## Problem to solve
Records follow. Select each line holding "uinfo".

BEGIN Provided information

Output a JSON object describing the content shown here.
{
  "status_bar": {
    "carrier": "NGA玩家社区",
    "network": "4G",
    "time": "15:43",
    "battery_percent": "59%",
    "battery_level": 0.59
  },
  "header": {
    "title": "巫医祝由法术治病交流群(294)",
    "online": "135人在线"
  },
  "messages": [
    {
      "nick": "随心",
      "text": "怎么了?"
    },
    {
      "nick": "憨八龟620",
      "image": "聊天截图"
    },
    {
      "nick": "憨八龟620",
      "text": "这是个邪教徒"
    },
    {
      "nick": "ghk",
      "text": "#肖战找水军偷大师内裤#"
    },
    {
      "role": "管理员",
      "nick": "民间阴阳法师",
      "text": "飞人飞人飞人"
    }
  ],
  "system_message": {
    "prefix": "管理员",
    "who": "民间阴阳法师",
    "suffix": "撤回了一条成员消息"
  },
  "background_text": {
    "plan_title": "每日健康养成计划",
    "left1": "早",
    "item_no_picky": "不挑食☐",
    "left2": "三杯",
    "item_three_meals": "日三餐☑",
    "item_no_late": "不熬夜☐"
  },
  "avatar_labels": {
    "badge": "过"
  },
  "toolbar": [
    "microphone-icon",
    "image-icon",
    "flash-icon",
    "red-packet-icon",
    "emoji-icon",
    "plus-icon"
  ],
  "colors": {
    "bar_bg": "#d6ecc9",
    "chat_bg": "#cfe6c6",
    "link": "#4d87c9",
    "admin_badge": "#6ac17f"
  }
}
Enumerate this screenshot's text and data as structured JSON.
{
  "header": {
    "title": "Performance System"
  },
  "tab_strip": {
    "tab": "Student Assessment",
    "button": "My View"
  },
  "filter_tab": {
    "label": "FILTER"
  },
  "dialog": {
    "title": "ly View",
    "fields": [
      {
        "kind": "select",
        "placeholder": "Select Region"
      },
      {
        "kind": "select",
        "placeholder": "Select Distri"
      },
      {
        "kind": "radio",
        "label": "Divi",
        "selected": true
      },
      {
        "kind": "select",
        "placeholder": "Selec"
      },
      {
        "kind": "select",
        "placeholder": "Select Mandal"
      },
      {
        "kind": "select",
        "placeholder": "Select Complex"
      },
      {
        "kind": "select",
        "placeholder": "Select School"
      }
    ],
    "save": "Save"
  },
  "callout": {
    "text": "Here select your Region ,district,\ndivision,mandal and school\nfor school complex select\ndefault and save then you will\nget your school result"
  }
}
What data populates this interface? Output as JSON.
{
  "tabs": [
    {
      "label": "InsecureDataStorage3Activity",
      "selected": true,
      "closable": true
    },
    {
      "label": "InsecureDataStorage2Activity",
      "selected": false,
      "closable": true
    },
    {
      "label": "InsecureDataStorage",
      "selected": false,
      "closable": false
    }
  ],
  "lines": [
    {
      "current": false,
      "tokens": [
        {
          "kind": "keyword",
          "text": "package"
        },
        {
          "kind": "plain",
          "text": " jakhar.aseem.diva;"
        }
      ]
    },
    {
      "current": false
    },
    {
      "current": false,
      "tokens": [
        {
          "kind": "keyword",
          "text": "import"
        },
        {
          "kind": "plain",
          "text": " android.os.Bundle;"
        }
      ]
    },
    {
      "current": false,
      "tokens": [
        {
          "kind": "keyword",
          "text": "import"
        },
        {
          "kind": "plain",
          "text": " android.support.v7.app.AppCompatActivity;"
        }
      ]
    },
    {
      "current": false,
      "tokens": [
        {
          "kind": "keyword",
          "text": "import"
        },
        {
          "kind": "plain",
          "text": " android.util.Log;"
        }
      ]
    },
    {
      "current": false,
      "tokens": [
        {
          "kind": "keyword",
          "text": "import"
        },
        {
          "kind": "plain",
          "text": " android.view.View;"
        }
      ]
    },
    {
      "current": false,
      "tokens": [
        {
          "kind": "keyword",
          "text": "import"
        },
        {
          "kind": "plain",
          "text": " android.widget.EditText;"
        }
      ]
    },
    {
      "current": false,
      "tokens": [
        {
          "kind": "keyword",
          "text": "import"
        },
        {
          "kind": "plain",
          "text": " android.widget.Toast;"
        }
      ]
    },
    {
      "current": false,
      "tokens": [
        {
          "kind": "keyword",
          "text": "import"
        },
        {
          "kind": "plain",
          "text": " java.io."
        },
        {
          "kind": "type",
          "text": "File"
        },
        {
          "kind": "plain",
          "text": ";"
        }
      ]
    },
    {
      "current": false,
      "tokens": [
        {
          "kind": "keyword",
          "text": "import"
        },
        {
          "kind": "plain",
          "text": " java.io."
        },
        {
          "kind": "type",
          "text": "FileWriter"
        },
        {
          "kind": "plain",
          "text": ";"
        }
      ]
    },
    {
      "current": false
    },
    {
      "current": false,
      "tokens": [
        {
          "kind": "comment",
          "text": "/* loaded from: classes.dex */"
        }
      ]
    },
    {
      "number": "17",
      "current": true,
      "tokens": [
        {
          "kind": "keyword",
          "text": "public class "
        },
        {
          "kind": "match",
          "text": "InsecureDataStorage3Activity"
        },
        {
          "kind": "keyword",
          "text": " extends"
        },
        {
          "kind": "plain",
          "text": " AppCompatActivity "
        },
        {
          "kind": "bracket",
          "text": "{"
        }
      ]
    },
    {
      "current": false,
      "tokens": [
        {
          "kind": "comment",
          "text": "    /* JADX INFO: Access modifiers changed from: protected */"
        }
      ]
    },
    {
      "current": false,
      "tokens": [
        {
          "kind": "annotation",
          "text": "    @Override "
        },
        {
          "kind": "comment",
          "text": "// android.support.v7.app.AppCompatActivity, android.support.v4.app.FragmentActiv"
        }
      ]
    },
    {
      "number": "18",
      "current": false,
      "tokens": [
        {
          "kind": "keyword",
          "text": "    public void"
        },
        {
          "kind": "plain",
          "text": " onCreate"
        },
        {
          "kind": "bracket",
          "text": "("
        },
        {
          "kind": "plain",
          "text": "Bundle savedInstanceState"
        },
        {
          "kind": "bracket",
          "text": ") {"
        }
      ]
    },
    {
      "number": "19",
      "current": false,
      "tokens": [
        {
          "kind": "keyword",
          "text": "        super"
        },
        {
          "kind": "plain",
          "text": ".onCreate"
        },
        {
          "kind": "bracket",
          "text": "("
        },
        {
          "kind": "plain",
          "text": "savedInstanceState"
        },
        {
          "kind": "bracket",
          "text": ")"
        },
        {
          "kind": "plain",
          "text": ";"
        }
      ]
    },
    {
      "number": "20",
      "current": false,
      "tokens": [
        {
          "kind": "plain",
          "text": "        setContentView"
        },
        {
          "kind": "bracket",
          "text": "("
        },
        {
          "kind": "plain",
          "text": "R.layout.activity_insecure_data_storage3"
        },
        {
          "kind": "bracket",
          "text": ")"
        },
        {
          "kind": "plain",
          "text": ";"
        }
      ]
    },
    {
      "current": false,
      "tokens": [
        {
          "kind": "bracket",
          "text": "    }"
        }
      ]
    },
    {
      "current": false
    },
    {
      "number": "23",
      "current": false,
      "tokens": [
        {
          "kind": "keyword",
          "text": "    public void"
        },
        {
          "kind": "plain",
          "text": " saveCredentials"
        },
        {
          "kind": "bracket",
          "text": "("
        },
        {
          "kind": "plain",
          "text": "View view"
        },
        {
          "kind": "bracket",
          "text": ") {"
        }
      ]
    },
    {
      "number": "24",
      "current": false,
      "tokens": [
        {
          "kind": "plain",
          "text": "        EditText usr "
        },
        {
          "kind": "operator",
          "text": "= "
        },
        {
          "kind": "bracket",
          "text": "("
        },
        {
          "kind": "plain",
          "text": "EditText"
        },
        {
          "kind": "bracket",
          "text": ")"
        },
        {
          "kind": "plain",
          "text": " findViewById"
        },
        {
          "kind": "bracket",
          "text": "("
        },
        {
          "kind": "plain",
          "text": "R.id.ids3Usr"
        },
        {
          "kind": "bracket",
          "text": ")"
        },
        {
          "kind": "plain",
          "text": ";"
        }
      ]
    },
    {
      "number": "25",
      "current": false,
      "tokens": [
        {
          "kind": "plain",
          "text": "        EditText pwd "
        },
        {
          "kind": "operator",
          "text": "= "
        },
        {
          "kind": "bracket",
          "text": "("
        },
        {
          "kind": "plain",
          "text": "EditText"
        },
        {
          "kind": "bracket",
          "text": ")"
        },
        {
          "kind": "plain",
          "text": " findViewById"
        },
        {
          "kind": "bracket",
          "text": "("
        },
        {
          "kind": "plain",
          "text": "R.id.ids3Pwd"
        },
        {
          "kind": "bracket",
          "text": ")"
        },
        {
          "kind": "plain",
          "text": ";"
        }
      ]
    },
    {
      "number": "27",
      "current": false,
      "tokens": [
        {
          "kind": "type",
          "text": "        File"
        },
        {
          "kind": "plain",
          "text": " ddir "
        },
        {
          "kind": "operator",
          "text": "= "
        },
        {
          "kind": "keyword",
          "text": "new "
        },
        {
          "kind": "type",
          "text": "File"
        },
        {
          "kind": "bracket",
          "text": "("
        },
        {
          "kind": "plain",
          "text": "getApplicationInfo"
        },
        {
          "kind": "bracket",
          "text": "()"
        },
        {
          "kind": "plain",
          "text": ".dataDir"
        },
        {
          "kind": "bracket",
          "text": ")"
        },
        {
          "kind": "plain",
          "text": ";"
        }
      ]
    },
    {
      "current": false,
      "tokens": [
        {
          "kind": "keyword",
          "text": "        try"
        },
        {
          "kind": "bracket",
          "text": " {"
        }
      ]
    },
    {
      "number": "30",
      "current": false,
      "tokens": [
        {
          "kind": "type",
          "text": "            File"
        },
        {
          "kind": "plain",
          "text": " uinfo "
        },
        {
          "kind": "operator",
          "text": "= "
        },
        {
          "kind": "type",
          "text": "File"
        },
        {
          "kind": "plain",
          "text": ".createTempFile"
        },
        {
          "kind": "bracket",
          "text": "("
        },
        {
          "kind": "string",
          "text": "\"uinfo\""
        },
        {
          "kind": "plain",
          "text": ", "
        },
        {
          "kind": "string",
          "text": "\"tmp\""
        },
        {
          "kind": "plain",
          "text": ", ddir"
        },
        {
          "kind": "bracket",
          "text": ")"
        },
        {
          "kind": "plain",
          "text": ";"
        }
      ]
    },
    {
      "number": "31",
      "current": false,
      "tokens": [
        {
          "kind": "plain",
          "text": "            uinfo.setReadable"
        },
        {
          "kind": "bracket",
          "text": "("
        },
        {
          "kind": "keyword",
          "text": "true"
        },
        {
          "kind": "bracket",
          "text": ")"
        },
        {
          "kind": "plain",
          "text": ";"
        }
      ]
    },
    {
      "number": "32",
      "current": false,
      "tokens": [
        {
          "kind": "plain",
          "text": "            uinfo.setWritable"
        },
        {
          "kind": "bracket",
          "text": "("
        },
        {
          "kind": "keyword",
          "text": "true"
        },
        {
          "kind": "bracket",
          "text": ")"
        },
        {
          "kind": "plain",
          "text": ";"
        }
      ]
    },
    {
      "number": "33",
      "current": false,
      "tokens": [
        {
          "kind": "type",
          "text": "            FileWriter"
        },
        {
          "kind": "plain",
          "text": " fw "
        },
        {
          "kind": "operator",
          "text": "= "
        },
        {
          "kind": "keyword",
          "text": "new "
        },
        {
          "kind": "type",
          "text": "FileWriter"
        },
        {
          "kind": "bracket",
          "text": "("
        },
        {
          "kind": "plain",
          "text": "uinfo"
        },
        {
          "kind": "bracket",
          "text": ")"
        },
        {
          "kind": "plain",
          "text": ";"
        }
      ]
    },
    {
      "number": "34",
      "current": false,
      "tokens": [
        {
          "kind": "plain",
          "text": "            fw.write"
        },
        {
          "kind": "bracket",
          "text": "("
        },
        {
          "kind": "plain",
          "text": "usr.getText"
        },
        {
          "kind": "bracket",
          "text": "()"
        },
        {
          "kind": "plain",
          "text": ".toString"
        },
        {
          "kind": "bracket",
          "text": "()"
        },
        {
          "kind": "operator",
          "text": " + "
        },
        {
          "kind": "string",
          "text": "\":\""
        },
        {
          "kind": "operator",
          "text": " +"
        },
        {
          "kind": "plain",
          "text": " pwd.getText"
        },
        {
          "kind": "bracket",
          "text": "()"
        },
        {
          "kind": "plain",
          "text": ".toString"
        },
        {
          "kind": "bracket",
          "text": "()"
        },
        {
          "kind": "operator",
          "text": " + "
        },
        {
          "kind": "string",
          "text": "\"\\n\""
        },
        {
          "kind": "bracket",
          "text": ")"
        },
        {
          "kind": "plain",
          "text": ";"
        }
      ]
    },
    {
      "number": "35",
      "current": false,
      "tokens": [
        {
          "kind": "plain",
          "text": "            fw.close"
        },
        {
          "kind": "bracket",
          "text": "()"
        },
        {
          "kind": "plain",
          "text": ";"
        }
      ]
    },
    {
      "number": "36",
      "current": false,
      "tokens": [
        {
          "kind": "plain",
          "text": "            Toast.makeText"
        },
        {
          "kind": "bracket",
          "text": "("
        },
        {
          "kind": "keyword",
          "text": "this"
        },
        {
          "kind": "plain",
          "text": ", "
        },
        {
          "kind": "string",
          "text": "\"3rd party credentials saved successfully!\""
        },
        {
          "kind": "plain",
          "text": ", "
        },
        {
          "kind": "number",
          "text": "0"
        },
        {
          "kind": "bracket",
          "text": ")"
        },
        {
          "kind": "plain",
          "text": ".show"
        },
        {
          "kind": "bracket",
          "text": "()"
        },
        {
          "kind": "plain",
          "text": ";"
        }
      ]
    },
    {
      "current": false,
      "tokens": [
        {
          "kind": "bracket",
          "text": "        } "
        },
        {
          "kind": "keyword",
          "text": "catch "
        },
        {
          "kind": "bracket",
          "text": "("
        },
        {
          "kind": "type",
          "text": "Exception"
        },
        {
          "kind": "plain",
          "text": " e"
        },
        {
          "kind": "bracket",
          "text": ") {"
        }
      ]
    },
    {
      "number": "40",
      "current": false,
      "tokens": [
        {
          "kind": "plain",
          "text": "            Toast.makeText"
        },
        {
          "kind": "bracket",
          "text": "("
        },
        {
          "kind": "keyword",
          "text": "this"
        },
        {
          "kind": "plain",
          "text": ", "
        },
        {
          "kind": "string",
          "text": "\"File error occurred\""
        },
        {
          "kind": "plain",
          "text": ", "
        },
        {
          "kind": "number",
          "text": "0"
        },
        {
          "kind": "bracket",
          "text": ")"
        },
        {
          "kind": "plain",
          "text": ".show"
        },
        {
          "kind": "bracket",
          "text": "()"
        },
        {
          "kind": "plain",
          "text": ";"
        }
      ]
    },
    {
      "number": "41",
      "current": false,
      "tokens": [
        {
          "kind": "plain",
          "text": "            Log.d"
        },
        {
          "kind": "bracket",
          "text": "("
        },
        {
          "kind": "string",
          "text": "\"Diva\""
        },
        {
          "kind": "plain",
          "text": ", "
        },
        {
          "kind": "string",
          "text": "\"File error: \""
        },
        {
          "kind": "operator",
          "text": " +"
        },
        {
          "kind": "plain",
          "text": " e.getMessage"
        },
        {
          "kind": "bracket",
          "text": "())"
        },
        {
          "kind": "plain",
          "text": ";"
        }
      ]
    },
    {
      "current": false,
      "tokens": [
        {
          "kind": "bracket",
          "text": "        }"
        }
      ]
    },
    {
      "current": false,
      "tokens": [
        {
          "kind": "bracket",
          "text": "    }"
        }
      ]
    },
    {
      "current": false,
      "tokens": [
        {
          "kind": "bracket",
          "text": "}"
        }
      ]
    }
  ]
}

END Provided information

## Solution below
          "text": " uinfo "
          "text": "\"uinfo\""
          "text": "            uinfo.setReadable"
          "text": "            uinfo.setWritable"
          "text": "uinfo"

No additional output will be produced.